The US Environmental Agency has approved fracking in New York State for the first time in more than a decade, and the cost of drilling has soared by a factor of 10 since then, a new report has found.
The Environmental Protection Department approved the practice in September 2017, but that decision was later overturned by a federal judge.
According to the report from the Government Accountability Office, the fracking boom was triggered by the agency’s new rules that would force drillers to conduct the testing and then conduct the extraction on private land, and that forced some to shift production from conventional to unconventional wells, in an attempt to reduce costs.
It also found that the approval was delayed by an average of 12 days and that a further delay would have increased the cost by $6.5 billion.
The Trump administration is already seeking to increase fracking in the US, but many believe the Trump administration will push the process back further.

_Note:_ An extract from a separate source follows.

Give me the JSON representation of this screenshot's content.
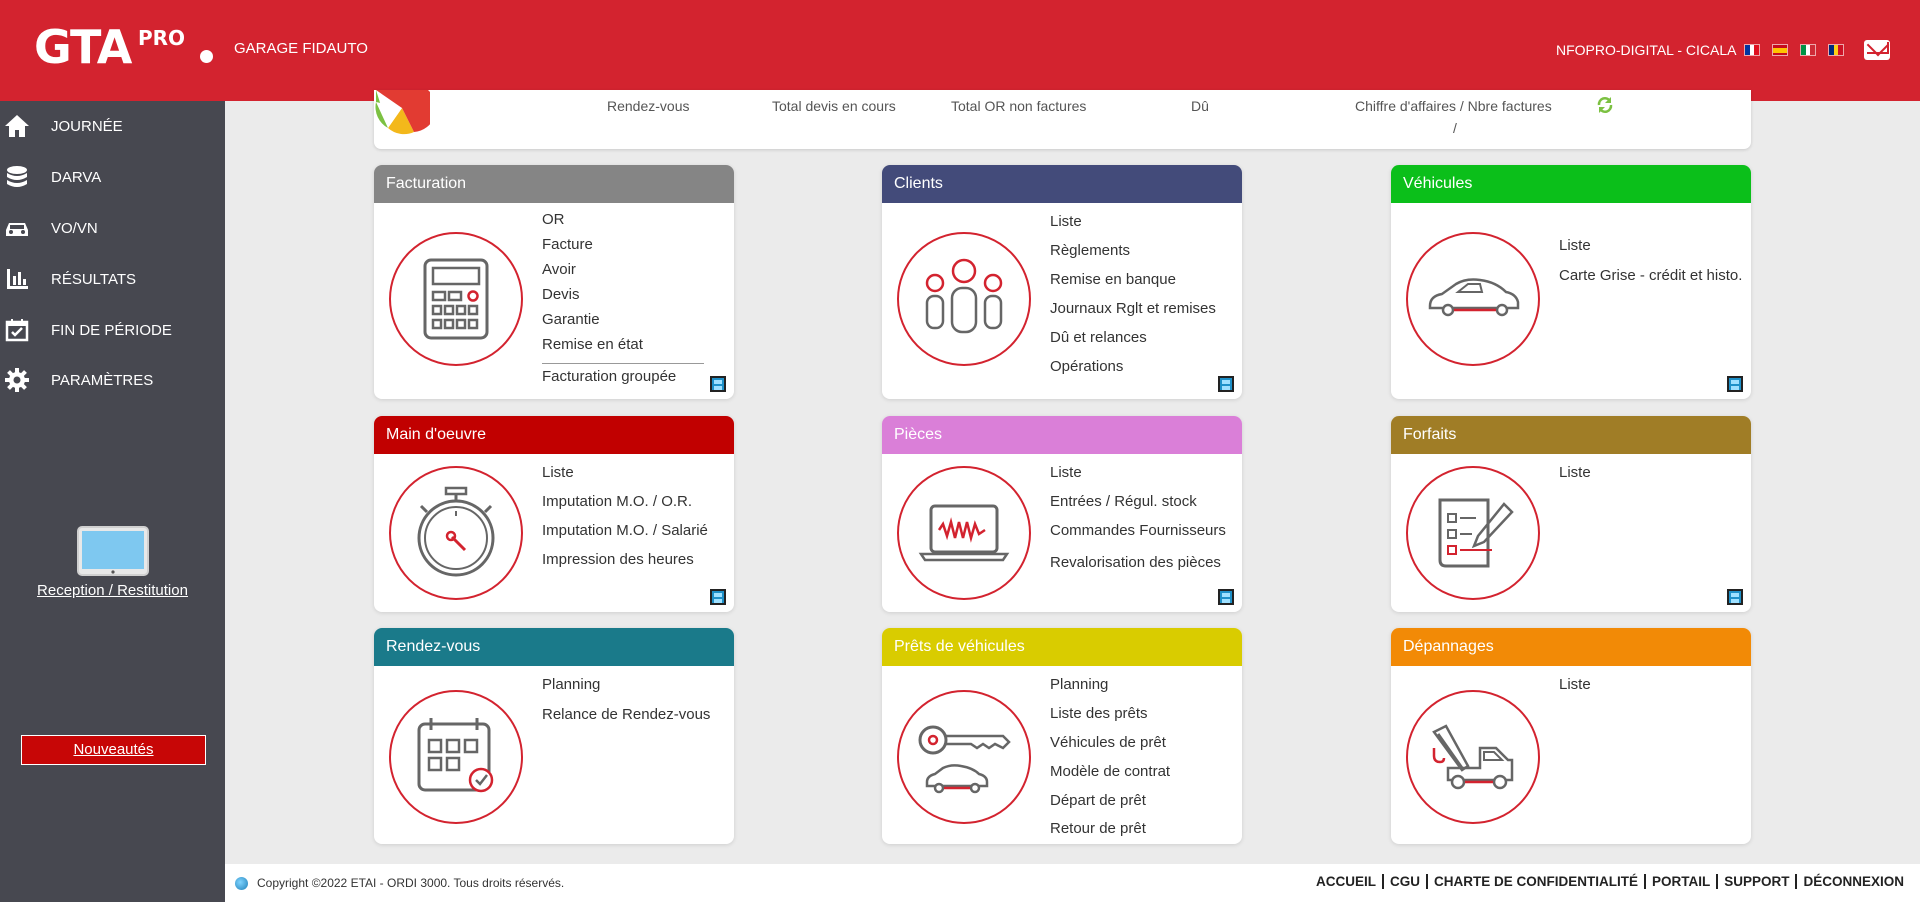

In a letter sent to the EPA last week, White House Energy Secretary Rick Perry said that the “latest rule” would cost an average $2,000 per well, but added that the agency would continue to review the costs and that “we will continue to work with our stakeholders to ensure the process is transparent, effective, and cost effective.”